    And I do agree, motion capture isn’t animation, so I’m glad to see that put into words as well.

  • 6 7-08-2010 at 12:36 pm

    Estefan said...

    I love the motion-capture rule. It annoys me when people call Avatar and The Polar Express animated films, when the characters are motion-capture.

    “Motion capture by itself is not an animation technique.” I have been saying that for who knows how long.

  • 7 7-08-2010 at 12:47 pm

    Mike Smolinski said...

    Now, if they would only bring back the Adapted Music Score category. If there can be Original and Adapted Screenplays (and please keep them; I’m a writer), why can’t there be Original and Adapted Scores? Especially now that musicals are back in fashion and re-mixing and mashups of classic songs are in vogue. Give some credit to music arrangers as well as scorers! Please!

  • 8 7-08-2010 at 2:18 pm

    red_wine said...

    The motion capture rule is very vague. First of all, who is to know? What if Pixar uses algorithms that have been mapped from human mo-capped data? We’ll see how real it looks and just call it Pixar’s artistry.

    Secondly, it still puts movies like Avatar and Zemeckis films in a grey area. Okay taking aide the lead characters, who are mo-capped, the rest of the screen is still animated, the entire plants/animals/environment/buildings are still animated, so animation still figures in 75% of the film.

    Alvin and the Chipmunks, G-Force, Stuart Little and other such films still qualify as Animated films and all were submitted and accepted due to the lame-ass definition. Today’s blockbusters are so reliant on computers that people would be shocked by the no. of films that could qualify as animated due to this definition. Alice would qualify too I think.

  • 9 7-08-2010 at 4:10 pm

    Maxim said...

    Kris, I have a question too:

    Do you think that the new definition of animated films will have an effect on projects like Tintin?

    Tintin uses motion capture in addition to computer animation but it is unclear whether the mere fact that motion capture is used will automaticlly rule its out eligibility.

  • 10 7-09-2010 at 7:13 am

    Mike_M said...

    Great moves, all make sense… now if they would just tidy up the situation with Best Original Song…

  • 11 7-09-2010 at 11:01 am

    Derek 8-Track said...

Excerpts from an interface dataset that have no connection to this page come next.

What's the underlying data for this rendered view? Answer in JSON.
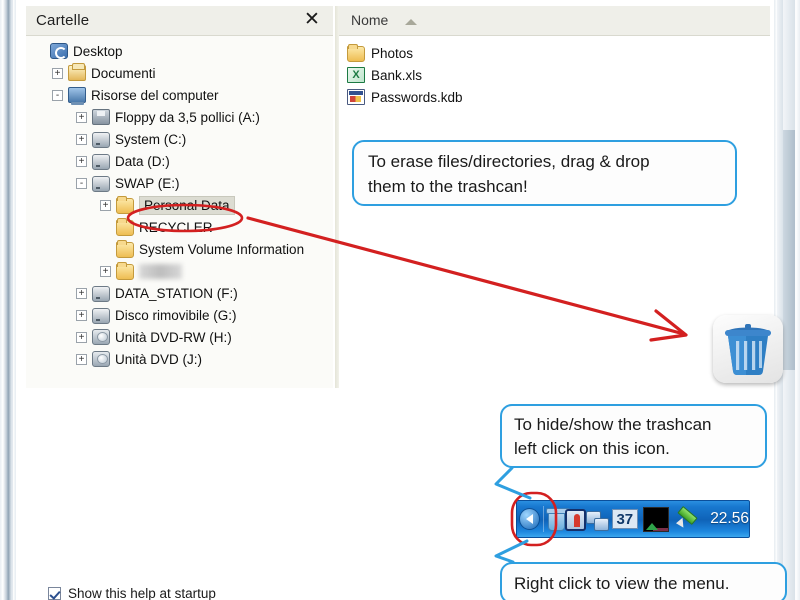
{
  "window": {
    "tree_panel_title": "Cartelle",
    "close_icon": "close-x-icon",
    "list_panel_title": "Nome",
    "sort_caret": "sort-ascending-caret-icon"
  },
  "tree": {
    "items": [
      {
        "label": "Desktop",
        "indent": 0,
        "expander": "",
        "icon": "desktop-icon",
        "selected": false,
        "blurred": false
      },
      {
        "label": "Documenti",
        "indent": 1,
        "expander": "+",
        "icon": "documents-folder-icon",
        "selected": false,
        "blurred": false
      },
      {
        "label": "Risorse del computer",
        "indent": 1,
        "expander": "-",
        "icon": "my-computer-icon",
        "selected": false,
        "blurred": false
      },
      {
        "label": "Floppy da 3,5 pollici (A:)",
        "indent": 2,
        "expander": "+",
        "icon": "floppy-drive-icon",
        "selected": false,
        "blurred": false
      },
      {
        "label": "System (C:)",
        "indent": 2,
        "expander": "+",
        "icon": "hard-drive-icon",
        "selected": false,
        "blurred": false
      },
      {
        "label": "Data (D:)",
        "indent": 2,
        "expander": "+",
        "icon": "hard-drive-icon",
        "selected": false,
        "blurred": false
      },
      {
        "label": "SWAP (E:)",
        "indent": 2,
        "expander": "-",
        "icon": "hard-drive-icon",
        "selected": false,
        "blurred": false
      },
      {
        "label": "Personal Data",
        "indent": 3,
        "expander": "+",
        "icon": "folder-icon",
        "selected": true,
        "blurred": false
      },
      {
        "label": "RECYCLER",
        "indent": 3,
        "expander": "",
        "icon": "folder-icon",
        "selected": false,
        "blurred": false
      },
      {
        "label": "System Volume Information",
        "indent": 3,
        "expander": "",
        "icon": "folder-icon",
        "selected": false,
        "blurred": false
      },
      {
        "label": "         ",
        "indent": 3,
        "expander": "+",
        "icon": "folder-icon",
        "selected": false,
        "blurred": true
      },
      {
        "label": "DATA_STATION (F:)",
        "indent": 2,
        "expander": "+",
        "icon": "hard-drive-icon",
        "selected": false,
        "blurred": false
      },
      {
        "label": "Disco rimovibile (G:)",
        "indent": 2,
        "expander": "+",
        "icon": "hard-drive-icon",
        "selected": false,
        "blurred": false
      },
      {
        "label": "Unità DVD-RW (H:)",
        "indent": 2,
        "expander": "+",
        "icon": "dvd-drive-icon",
        "selected": false,
        "blurred": false
      },
      {
        "label": "Unità DVD (J:)",
        "indent": 2,
        "expander": "+",
        "icon": "dvd-drive-icon",
        "selected": false,
        "blurred": false
      }
    ]
  },
  "file_list": {
    "items": [
      {
        "label": "Photos",
        "icon": "folder-icon"
      },
      {
        "label": "Bank.xls",
        "icon": "excel-file-icon"
      },
      {
        "label": "Passwords.kdb",
        "icon": "keepass-file-icon"
      }
    ]
  },
  "callouts": {
    "erase": "To erase files/directories, drag & drop\nthem to the trashcan!",
    "hide_show": "To hide/show the trashcan\nleft click on this icon.",
    "right_click": "Right click to view the menu."
  },
  "trashcan": {
    "icon": "trashcan-icon"
  },
  "tray": {
    "items": [
      {
        "icon": "show-hidden-icons-arrow-icon",
        "label": ""
      },
      {
        "icon": "trashcan-tray-icon",
        "label": ""
      },
      {
        "icon": "security-lock-icon",
        "label": ""
      },
      {
        "icon": "network-connection-icon",
        "label": ""
      },
      {
        "icon": "counter-badge-icon",
        "label": "37"
      },
      {
        "icon": "black-screen-icon",
        "label": ""
      },
      {
        "icon": "pencil-icon",
        "label": ""
      }
    ],
    "clock": "22.56"
  },
  "footer": {
    "show_at_startup_label": "Show this help at startup",
    "show_at_startup_checked": true
  },
  "colors": {
    "callout_border": "#2e9fe0",
    "annotation_red": "#d32020",
    "tray_blue": "#1878cf",
    "selection_grey": "#dcdcd2"
  }
}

    for a second when i read ‘motion capture’ I was thinking ‘stop motion’ and got a little scared. whew

  • 12 7-09-2010 at 2:39 pm

    Fitz said...

    Does anyone else think motion capture performances should get their own acting category? It’s obvious that motion capture films won’t be recognized, but there are some excellent performances that should be rewarded.

  • 13 7-09-2010 at 7:36 pm

    Glenn said...

    The motion capture thing makes sense (so would movies like “A Christmas Carol” qualify for visual effects??) but the 40 minute rule is questionable. We’ll see, I guess, but 70 minutes made sense. That’s “feature length” in a sort of traditional way.

    The five nominees in visual effects? It makes sense due to the number of films utilising the field, but it just opens the door for more terrible movies to be labelled Oscar nominated (but, then again, as Gerard points out in his Tech Support column the Academy are doing a good enough of job of that themselves – hello Norbit).

  • 14 7-09-2010 at 8:18 pm

    Pablo (BOG) said...

    Its great that they think motion capture is not animation, because its not.

    Does that mean that an actor may be nominated for a motion capture role ? For example Andy Serkis in LOTR or any of the actors in Avatar ?

    So i guess motion capture is would be considered special effects although is not exactly that.

    I guess it all comes down to the percentages: how much CGI, how much motion capture,…

  • 15 7-09-2010 at 8:33 pm

    Pablo (BOG) said...

    By the way, I think Harry Potter deserves a nomination this year and what best than a Visual Effects nom ? I also believe Art Direction and Cinematography will be great.

  • 16 7-11-2010 at 9:00 pm

    Chad Hartigan said...

    If we’re taking bets on what the next category added to the ceremony will be, if ever applicable, put me down for Best Color Correction

  • 17 3-06-2011 at 10:19 am

    Maxim said...

    Asked this before but now that it’s 2011, any thought on wether the rule change will automatically affect Tintin?